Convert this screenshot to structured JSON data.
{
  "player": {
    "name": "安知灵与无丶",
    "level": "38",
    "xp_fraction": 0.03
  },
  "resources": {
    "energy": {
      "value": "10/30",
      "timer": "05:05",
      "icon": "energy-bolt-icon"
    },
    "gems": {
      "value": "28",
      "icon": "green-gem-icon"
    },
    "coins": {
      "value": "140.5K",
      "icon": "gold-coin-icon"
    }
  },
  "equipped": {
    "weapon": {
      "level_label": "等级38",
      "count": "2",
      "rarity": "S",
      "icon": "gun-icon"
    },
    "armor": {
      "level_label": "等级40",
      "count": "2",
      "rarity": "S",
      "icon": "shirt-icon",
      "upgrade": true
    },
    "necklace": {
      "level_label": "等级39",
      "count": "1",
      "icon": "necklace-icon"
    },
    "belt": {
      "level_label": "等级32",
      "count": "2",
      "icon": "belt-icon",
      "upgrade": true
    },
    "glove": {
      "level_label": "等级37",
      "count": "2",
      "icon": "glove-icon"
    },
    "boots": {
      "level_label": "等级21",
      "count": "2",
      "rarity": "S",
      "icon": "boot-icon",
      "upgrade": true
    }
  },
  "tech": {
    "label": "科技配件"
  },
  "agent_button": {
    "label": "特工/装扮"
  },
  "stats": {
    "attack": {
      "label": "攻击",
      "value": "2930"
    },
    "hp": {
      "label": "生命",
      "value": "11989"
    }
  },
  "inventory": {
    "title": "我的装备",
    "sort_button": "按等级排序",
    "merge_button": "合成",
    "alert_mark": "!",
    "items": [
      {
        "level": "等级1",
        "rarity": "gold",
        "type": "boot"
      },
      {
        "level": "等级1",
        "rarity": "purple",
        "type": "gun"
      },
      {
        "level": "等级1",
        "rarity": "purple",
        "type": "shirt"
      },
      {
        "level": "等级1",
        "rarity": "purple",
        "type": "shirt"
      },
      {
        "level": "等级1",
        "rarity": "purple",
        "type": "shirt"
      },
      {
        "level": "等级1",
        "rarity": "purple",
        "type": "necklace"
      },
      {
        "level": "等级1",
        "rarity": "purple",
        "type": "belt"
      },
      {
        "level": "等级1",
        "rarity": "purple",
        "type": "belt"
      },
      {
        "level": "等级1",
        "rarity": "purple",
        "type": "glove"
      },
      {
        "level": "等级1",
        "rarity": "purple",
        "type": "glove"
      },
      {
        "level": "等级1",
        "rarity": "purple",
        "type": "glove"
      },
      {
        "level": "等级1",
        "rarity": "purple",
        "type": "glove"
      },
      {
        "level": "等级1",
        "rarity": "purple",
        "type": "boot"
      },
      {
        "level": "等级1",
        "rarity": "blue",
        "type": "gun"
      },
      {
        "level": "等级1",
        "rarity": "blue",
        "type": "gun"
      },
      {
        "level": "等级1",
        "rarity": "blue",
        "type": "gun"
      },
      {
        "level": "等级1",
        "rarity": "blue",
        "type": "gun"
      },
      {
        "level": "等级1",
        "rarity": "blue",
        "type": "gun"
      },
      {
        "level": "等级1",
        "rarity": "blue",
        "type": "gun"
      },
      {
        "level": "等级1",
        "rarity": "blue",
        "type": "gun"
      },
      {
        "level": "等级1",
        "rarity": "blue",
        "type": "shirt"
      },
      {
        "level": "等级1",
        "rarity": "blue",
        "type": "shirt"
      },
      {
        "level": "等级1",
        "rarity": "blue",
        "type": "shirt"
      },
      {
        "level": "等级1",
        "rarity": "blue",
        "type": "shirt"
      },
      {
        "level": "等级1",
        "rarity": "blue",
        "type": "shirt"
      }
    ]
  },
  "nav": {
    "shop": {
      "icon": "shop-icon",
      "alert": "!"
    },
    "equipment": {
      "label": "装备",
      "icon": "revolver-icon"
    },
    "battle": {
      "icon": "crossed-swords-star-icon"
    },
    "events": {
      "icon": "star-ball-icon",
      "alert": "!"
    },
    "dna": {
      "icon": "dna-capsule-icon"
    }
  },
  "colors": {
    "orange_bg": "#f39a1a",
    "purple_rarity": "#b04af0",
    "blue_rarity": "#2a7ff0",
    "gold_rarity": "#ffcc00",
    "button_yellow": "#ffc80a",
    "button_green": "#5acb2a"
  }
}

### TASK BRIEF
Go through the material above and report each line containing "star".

### REPLY
      "icon": "crossed-swords-star-icon"
      "icon": "star-ball-icon",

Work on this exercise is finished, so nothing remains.